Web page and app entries
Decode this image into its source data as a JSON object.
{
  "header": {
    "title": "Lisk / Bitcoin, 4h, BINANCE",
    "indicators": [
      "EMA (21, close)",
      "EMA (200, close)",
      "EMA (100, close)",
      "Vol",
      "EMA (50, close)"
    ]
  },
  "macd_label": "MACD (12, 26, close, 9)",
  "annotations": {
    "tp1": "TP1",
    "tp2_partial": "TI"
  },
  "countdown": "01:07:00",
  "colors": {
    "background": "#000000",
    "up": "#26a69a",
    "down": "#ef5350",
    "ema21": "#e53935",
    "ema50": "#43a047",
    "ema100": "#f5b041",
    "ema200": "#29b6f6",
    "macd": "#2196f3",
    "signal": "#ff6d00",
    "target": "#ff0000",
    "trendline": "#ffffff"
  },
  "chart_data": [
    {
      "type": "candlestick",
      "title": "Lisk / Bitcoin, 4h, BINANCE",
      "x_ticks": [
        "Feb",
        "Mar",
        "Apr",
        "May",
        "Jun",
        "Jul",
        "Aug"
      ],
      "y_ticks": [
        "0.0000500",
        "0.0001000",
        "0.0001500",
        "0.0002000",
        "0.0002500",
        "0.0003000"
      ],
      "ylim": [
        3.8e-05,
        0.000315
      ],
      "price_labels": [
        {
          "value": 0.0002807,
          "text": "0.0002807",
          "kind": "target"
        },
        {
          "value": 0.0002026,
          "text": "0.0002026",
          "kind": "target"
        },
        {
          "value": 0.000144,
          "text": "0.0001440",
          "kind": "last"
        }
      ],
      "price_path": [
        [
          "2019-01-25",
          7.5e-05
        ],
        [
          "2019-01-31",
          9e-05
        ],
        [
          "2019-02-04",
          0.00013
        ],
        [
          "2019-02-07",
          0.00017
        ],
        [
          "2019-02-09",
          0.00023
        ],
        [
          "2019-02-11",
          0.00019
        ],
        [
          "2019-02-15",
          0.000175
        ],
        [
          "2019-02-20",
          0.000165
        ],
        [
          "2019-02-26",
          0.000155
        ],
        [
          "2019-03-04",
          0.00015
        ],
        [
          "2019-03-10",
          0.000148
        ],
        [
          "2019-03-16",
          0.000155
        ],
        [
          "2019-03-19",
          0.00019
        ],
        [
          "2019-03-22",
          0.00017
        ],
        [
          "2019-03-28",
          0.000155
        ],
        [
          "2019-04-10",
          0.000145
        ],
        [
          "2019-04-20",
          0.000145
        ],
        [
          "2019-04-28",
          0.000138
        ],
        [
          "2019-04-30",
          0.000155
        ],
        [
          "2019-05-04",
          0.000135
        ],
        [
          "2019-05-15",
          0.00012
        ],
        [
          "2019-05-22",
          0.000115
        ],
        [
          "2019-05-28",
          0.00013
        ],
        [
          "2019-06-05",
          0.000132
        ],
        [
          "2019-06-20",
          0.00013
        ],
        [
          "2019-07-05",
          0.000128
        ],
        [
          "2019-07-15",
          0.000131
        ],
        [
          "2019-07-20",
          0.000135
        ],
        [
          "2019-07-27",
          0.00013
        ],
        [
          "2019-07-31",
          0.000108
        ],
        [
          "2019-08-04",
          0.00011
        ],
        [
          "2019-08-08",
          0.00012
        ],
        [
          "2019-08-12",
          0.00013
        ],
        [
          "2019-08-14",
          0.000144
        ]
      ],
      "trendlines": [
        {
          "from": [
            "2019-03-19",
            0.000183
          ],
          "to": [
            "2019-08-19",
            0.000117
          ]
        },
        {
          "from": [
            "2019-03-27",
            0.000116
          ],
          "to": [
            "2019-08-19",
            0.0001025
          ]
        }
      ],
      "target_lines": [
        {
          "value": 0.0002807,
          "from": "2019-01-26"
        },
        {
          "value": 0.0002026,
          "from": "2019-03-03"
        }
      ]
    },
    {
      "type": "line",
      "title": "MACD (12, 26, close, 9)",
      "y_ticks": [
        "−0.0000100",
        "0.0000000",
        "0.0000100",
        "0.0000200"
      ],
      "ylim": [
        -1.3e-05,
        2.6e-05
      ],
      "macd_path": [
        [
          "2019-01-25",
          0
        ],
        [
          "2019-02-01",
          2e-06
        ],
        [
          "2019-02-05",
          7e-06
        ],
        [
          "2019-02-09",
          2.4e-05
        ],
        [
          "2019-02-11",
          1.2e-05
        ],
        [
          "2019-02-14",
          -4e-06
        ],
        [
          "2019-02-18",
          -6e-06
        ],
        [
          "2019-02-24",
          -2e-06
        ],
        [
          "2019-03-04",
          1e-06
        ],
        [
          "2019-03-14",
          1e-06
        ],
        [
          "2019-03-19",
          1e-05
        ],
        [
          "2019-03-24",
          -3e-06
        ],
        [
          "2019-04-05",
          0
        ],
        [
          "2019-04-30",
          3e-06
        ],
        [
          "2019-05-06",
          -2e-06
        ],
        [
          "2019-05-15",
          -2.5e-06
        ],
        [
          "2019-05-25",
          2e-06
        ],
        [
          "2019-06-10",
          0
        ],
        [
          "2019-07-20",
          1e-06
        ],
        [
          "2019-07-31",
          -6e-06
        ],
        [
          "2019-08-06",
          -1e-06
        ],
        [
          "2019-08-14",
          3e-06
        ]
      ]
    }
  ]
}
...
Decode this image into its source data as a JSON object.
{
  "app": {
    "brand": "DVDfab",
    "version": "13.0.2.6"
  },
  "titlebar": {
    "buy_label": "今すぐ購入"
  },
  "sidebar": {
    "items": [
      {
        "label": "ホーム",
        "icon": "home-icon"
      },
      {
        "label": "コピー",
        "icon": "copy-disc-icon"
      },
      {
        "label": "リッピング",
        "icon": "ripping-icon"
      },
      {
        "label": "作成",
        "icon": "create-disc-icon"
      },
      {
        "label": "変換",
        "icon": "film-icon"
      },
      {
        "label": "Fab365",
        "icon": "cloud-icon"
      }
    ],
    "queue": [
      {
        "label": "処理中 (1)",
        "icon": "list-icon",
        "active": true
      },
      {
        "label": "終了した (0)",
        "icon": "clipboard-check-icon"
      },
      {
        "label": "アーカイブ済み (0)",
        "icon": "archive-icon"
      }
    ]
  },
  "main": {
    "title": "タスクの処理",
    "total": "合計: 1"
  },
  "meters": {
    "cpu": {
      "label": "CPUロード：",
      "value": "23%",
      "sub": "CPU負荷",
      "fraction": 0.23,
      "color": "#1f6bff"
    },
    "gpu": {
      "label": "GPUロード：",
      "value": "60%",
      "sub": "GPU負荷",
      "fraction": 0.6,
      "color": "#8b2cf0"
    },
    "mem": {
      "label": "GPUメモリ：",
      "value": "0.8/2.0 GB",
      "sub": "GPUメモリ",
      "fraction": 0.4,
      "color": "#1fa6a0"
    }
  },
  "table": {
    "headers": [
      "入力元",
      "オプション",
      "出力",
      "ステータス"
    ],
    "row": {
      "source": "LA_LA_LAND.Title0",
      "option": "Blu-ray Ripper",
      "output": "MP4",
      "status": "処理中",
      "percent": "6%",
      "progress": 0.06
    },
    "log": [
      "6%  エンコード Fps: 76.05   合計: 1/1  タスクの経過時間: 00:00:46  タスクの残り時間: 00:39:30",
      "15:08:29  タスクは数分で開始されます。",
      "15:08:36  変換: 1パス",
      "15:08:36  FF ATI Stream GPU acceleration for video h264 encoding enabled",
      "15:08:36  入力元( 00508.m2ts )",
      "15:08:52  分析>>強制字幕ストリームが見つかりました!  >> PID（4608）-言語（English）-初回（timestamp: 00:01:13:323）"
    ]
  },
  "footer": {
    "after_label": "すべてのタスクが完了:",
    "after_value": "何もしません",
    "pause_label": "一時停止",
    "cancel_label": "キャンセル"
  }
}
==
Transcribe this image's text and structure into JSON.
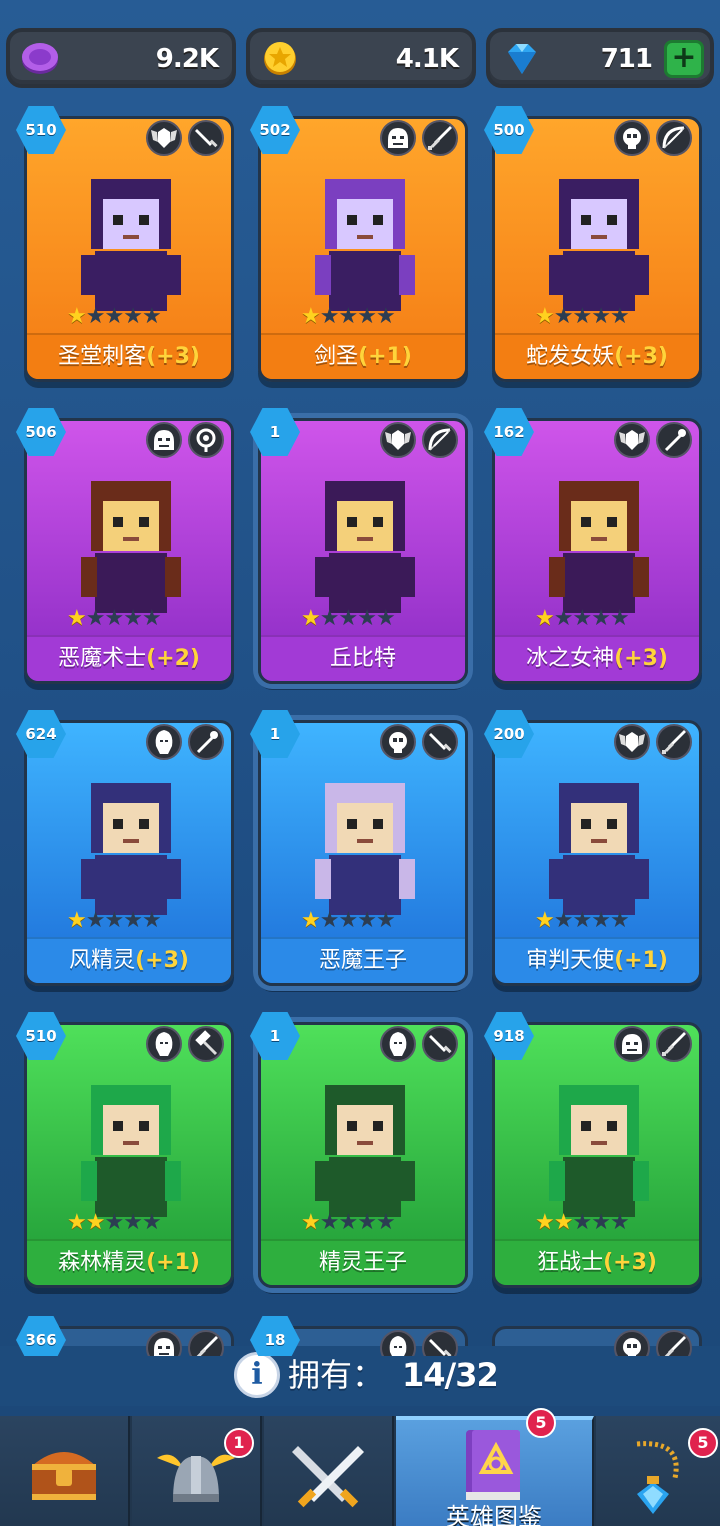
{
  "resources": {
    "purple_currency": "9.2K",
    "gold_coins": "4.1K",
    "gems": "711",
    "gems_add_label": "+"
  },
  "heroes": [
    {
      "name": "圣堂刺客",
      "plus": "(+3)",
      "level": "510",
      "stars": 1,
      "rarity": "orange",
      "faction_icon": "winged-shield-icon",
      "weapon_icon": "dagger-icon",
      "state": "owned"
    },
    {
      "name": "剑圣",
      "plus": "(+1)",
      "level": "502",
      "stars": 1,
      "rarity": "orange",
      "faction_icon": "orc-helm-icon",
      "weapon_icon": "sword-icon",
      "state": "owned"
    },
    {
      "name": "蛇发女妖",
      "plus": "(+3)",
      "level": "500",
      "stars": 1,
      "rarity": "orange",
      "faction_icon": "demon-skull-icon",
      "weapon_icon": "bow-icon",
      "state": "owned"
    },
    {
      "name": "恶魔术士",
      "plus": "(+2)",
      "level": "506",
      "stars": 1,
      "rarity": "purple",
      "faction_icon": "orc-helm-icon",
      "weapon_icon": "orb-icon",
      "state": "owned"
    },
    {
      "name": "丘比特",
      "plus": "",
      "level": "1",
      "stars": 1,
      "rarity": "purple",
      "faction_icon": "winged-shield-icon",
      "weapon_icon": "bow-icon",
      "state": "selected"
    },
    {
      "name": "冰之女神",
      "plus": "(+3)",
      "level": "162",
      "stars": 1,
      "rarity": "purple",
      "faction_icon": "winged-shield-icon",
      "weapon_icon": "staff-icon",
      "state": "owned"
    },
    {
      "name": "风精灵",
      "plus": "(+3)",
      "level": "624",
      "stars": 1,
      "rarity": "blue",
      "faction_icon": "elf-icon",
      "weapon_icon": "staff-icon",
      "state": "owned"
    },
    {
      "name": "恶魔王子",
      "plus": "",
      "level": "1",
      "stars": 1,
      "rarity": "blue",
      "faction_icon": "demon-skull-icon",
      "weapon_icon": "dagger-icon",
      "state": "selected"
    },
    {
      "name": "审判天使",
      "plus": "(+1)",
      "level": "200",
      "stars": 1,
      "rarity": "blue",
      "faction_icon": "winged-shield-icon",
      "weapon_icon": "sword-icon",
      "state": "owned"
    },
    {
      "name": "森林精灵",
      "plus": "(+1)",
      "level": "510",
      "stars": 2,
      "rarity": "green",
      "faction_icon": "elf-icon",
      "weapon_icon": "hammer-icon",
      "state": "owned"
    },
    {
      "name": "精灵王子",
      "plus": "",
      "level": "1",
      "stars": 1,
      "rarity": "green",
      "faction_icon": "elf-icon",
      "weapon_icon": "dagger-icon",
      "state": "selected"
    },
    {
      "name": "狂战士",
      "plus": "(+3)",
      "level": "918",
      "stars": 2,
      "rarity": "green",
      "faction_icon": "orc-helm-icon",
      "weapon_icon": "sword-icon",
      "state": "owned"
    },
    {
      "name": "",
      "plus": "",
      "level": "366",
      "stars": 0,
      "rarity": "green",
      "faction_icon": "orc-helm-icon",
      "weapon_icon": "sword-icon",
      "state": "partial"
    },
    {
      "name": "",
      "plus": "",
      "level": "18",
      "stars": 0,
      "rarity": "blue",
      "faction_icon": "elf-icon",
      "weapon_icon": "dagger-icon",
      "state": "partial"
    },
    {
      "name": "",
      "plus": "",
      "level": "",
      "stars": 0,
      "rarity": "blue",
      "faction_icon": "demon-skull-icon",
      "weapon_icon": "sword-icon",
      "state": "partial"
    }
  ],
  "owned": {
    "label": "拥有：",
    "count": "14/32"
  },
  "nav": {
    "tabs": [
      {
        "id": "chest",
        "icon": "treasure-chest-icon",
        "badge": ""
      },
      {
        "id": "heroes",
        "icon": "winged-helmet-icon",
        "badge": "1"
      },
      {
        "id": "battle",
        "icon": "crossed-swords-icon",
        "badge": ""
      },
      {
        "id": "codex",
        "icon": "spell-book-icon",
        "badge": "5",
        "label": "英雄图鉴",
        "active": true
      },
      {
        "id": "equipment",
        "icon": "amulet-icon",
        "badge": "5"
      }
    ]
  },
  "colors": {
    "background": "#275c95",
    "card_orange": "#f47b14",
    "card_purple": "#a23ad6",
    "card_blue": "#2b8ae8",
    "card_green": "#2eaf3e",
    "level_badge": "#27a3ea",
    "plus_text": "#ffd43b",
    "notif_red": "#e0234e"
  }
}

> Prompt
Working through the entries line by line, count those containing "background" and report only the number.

> Output
2